               c.    Range finder/ single lens reflex
         3.    People in history
               a.    Documentary
               b.    Political issues
               c.    War photography
         4.    Contemporary photographers:
               a.    Social issues
               b.    Cultural relevance
               c.    Art

VII.  Methods of Instruction

A.    Slide presentations and discussions of relevant work.
B.    Demonstrations of shooting techniques and all printing processes.
C.    Critiques of student work, both in progress and at the end, to develop standards and evaluative criteria.

Course may be taught as face-to-face, media-based, hybrid or online course.

VIII. Course Practices Required

A.    Active participation in all critiques.
B.    Produce a final project of at least 10 original pieces ready for display.

IX.   Instructional Materials

Note: Current textbook information for each course and section is available on Oakton's Schedule of Classes.

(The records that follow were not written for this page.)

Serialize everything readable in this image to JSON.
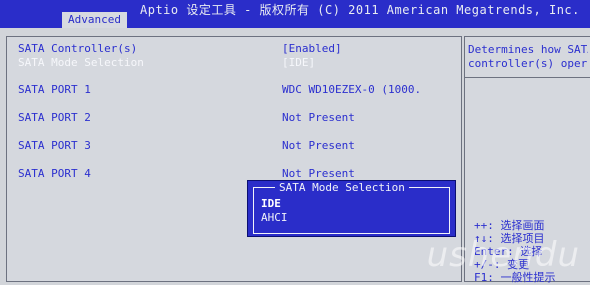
{
  "header": {
    "title": "Aptio 设定工具 - 版权所有 (C) 2011 American Megatrends, Inc.",
    "active_tab": "Advanced"
  },
  "settings": [
    {
      "label": "SATA Controller(s)",
      "value": "[Enabled]"
    },
    {
      "label": "SATA Mode Selection",
      "value": "[IDE]"
    },
    {
      "label": "SATA PORT 1",
      "value": "WDC WD10EZEX-0 (1000."
    },
    {
      "label": "SATA PORT 2",
      "value": "Not Present"
    },
    {
      "label": "SATA PORT 3",
      "value": "Not Present"
    },
    {
      "label": "SATA PORT 4",
      "value": "Not Present"
    }
  ],
  "help": {
    "text": "Determines how SATA\ncontroller(s) oper",
    "keys": "++: 选择画面\n↑↓: 选择项目\nEnter: 选择\n+/-: 变更\nF1: 一般性提示"
  },
  "popup": {
    "title": "SATA Mode Selection",
    "options": [
      "IDE",
      "AHCI"
    ],
    "selected": "IDE"
  },
  "colors": {
    "header_bar": "#2a2dc9",
    "text_blue": "#2b2fcf",
    "popup_bg": "#2a2dc9",
    "background": "#d2d5da"
  },
  "watermark": "ushendu"
}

1.    LIGHT METER:   A light meter is required. A hand-held light meter is preferred, but an internal light meter is also acceptable.
2.    TRIPOD:  Large enough to hold your camera steady.
3.    CABLE RELEASE:  A six inch cable release  will be more than adequate. Make sure that the thread FITS the camera. 
4.    FILM:  Transparency film in, 2 ¼, both daylight and tungsten balanced.
5.    NEGATIVE SLEEVES:  Buy the correct size for your negative format.

X.    Methods of Evaluating Student Progress

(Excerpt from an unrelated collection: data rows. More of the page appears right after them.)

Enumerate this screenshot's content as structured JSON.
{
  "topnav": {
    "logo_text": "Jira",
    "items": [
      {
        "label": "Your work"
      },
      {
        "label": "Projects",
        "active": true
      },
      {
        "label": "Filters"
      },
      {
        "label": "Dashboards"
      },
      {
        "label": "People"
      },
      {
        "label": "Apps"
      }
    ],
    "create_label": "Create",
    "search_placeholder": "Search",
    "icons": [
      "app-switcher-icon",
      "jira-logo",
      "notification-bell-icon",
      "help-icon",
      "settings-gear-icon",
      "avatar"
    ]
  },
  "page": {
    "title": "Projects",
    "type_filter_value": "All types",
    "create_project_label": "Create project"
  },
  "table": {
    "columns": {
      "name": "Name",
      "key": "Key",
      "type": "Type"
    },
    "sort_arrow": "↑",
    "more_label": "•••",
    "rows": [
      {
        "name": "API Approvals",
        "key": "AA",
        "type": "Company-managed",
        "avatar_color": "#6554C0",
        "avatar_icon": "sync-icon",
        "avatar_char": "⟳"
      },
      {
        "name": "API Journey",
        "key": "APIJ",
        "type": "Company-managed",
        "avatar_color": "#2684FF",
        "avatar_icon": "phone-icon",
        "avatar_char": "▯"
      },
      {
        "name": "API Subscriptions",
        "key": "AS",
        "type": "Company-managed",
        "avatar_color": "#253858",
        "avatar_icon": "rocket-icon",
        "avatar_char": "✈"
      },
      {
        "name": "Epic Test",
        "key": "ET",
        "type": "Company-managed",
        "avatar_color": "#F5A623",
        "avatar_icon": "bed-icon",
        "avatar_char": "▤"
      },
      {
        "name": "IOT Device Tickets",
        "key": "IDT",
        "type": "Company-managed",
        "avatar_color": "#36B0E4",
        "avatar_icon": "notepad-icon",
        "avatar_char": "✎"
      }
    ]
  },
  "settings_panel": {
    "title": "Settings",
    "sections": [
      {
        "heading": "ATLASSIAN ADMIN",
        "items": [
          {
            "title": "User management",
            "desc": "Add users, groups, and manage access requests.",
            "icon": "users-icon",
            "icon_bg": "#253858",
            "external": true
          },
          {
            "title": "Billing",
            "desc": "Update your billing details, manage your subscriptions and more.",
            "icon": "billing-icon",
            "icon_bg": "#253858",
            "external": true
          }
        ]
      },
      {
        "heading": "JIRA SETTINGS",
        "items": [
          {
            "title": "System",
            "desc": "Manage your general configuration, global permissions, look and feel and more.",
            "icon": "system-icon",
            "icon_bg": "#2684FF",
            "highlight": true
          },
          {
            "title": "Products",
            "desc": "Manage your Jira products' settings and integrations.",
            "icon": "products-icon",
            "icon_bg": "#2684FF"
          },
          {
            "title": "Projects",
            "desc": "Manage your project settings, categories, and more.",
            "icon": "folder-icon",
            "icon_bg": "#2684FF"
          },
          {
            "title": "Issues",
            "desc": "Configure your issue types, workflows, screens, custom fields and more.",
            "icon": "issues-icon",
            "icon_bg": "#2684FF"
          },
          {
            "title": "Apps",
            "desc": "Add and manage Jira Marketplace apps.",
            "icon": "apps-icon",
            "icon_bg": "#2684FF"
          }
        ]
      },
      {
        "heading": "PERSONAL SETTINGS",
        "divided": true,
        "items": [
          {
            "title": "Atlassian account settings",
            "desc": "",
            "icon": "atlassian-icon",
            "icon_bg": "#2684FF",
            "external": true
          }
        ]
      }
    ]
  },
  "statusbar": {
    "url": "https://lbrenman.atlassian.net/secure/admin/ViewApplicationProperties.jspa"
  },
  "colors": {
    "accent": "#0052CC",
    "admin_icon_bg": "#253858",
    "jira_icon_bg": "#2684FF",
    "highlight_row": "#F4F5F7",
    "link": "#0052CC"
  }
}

The final grade will be based upon the following elements and their weights:

A.    Completion of weekly photographic assignments: 60%
B.    Final project: 40%

XI.   Other Course Information

A.    It is essential to be on time; lectures and slide presentations take place at the beginning of class and will not be repeated. Attendance is expected for all classes and review sessions.
B.    All assignments and projects are to be on time and demonstrate proficiency.
C.    Instructors will specify in their syllabus the approximate cost of materials over and above the lab fee.

If you have a documented learning, psychological, or physical disability you may be entitled to reasonable academic accommodations or services. To request accommodations or services, contact the Access and Disability Resource Center at the Des Plaines or Skokie campus. All students are expected to fulfill essential course requirements. The College will not waive any essential skill or requirement of a course or degree program.